Users and system builders are free to complement the motherboard and cooler with SO-DIMMs, 2.5" hard drives or SSDs, slim optical drives, and Mini PCI Express cards as they see fit. The resulting systems can be incredibly thin and still offer some of the benefits of full-fledged PCs. For example, Lian Li offers a stand-alone Thin Mini-ITX enclosure, the PC-Q05, that's only 47 mm tall—about 1.85", or roughly the same height as a pizza box.
A system built inside that sort of enclosure would fit comfortably in a home-theater environment. Of course, Thin Mini-ITX is about more than just ultra-slim HTPCs. Because the components occupy such little vertical space, they can easily be tucked away behind a monitor to create an ersatz iMac. Behold!

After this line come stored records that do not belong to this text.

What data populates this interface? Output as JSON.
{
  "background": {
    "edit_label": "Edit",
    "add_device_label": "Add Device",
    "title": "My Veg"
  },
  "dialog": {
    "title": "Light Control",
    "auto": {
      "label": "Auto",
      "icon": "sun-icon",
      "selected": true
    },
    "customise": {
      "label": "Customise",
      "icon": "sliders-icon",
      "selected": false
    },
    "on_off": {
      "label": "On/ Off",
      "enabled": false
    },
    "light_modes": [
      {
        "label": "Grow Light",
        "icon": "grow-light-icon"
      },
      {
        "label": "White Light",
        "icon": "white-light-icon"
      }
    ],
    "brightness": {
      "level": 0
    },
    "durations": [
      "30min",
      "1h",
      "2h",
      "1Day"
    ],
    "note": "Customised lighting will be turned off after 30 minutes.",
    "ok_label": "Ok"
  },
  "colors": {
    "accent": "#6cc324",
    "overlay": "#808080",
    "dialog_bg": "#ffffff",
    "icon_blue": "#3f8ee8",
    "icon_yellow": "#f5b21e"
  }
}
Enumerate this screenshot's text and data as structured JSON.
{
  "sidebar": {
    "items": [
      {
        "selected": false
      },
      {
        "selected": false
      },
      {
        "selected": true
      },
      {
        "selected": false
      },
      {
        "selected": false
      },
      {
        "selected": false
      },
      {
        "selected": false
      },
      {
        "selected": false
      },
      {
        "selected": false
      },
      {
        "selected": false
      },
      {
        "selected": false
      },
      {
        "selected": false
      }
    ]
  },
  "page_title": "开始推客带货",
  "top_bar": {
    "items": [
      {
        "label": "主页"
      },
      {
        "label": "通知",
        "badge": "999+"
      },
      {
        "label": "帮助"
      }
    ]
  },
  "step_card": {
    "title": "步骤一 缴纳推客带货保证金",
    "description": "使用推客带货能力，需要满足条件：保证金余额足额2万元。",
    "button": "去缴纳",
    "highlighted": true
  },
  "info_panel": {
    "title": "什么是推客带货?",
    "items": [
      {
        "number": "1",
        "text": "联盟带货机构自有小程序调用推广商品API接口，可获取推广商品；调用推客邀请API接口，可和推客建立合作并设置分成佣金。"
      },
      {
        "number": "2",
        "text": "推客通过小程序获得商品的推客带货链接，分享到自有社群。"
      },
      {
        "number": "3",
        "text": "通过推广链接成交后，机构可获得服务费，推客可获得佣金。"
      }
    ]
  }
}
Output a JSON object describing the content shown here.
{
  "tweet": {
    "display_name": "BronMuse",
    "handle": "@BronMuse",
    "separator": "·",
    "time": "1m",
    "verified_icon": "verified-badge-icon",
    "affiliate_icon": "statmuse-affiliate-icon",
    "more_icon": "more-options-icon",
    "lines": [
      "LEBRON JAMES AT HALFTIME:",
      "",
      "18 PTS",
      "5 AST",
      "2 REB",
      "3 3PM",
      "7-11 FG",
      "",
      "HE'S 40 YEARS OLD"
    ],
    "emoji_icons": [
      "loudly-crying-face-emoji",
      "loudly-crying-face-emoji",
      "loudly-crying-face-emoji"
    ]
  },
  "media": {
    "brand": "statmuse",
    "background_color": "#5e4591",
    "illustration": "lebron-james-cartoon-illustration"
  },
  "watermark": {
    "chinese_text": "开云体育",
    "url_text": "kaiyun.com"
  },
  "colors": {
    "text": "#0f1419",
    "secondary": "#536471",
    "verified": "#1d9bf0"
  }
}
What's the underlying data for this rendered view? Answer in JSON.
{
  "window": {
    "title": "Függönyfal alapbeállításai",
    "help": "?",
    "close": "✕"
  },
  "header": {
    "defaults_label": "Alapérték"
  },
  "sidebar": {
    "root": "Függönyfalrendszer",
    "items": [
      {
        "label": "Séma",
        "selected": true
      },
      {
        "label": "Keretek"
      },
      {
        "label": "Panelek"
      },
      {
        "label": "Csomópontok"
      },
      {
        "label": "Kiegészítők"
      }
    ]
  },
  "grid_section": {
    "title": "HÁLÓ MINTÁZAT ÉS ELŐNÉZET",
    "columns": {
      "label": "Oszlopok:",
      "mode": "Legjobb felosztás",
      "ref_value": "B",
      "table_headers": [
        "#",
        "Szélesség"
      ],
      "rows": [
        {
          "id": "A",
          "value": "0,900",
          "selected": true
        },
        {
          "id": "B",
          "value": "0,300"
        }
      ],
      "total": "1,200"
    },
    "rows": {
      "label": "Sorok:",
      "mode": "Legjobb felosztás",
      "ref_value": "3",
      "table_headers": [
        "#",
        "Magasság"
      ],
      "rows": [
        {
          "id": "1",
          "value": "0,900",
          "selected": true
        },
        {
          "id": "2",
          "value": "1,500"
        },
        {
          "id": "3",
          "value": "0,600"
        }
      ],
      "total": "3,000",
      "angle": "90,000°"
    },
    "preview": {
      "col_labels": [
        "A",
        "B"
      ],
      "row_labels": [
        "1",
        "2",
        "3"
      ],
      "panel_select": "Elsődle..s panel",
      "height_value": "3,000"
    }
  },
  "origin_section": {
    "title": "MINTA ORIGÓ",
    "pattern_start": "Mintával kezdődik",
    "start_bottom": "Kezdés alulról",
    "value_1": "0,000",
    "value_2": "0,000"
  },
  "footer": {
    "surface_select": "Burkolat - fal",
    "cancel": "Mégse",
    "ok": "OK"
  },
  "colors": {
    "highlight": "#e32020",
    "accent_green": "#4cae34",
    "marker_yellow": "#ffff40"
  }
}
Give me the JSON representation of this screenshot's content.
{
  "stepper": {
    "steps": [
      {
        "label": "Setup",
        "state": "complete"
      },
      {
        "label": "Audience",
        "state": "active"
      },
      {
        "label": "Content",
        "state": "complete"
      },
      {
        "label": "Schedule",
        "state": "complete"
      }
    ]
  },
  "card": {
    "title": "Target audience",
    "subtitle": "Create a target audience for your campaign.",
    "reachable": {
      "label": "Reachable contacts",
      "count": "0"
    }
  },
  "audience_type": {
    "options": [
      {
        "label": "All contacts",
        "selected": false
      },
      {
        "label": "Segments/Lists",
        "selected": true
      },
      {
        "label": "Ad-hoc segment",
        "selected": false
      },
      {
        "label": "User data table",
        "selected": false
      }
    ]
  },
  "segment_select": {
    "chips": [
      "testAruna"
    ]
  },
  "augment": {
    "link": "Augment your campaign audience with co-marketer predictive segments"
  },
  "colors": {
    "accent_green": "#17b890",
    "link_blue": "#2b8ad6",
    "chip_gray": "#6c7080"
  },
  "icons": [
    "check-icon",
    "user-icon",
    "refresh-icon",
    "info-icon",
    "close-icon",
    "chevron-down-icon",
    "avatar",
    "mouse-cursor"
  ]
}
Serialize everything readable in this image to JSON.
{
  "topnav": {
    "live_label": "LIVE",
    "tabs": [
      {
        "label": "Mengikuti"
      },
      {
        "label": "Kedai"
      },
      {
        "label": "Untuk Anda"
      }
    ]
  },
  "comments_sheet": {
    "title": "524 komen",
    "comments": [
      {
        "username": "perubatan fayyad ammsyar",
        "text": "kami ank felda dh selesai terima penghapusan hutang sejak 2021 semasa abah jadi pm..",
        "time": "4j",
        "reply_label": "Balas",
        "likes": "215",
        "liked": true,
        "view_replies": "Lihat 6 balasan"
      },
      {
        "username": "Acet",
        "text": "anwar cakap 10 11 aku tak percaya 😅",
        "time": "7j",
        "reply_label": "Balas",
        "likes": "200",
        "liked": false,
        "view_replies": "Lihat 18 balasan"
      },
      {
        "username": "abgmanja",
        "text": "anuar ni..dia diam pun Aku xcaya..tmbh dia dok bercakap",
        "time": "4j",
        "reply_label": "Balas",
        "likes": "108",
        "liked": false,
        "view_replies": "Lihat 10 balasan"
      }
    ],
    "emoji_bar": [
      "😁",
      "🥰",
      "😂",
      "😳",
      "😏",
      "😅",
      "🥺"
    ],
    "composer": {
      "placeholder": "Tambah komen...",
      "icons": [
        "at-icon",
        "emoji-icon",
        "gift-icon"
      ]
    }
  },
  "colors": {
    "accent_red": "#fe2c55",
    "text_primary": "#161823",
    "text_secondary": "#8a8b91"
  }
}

What you see above is an all-in-one Loop chassis, which is designed to accommodate a Thin Mini-ITX motherboard and Intel's matching cooling solution. We supplied the keyboard and mouse, so forgive us if those don't quite match. The Loop AIO Chassis has a 21.5" LCD panel—without touch-screen capability, by the way—and is suspended atop a metal stand not unlike those that bolster Apple's iMacs and Cinema Displays. The panel and bezel are covered by a single pane of glass, and they're bordered by a rim of either brushed aluminum or a convincing plastic facsimile.
It all looks rather elegant. The enclosure that houses the display and PC guts is barely 2.2" thick, which gives the system a very streamlined appearance. The stand does add a few inches of extra depth at the back, but it's a curved piece of metal only 5 mm thick, so it almost blends into the background.
This specimen is but one of many all-in-one Thin Mini-ITX enclosures listed in Intel's component catalog. Firms like ECS, Gigabyte, MiTac, Shuttle, and Wibtek all offer similar enclosures, with display sizes ranging from 18.5" to 24". Some of them eschew Intel's cooler in favor of custom solutions, but all of the enclosures can accommodate Thin Mini-ITX motherboards, making them easy to assemble and upgrade. System builders are the prime targets for such designs, but Intel also wants to service consumers and enthusiasts.
Today, we're going to be spending a little quality time with the Loop chassis and a set of matching Thin Mini-ITX components. We'll get a feel for what it's like to build an open all-in-one PC, and for just how usable and convenient that system can be.
|Silent Power PC is cooled by copper foam||10|
|ARM-based Opteron now available in $2,999 developer kit||13|
|Best Buy CEO: Tablets 'crashing,' PC seeing 'revival'||87|
|Core i5 powers bizarro Android convertible||15|
|EA to charge $4.99/month for access to its biggest games||51|
|Gigabyte's Brix Gaming BXi5G-760 mini-PC reviewed||48|
|Orange you glad Asus made a mechanical gaming keyboard||42|
|New GeForce drivers add Shield tablet support, SLI profiles||8|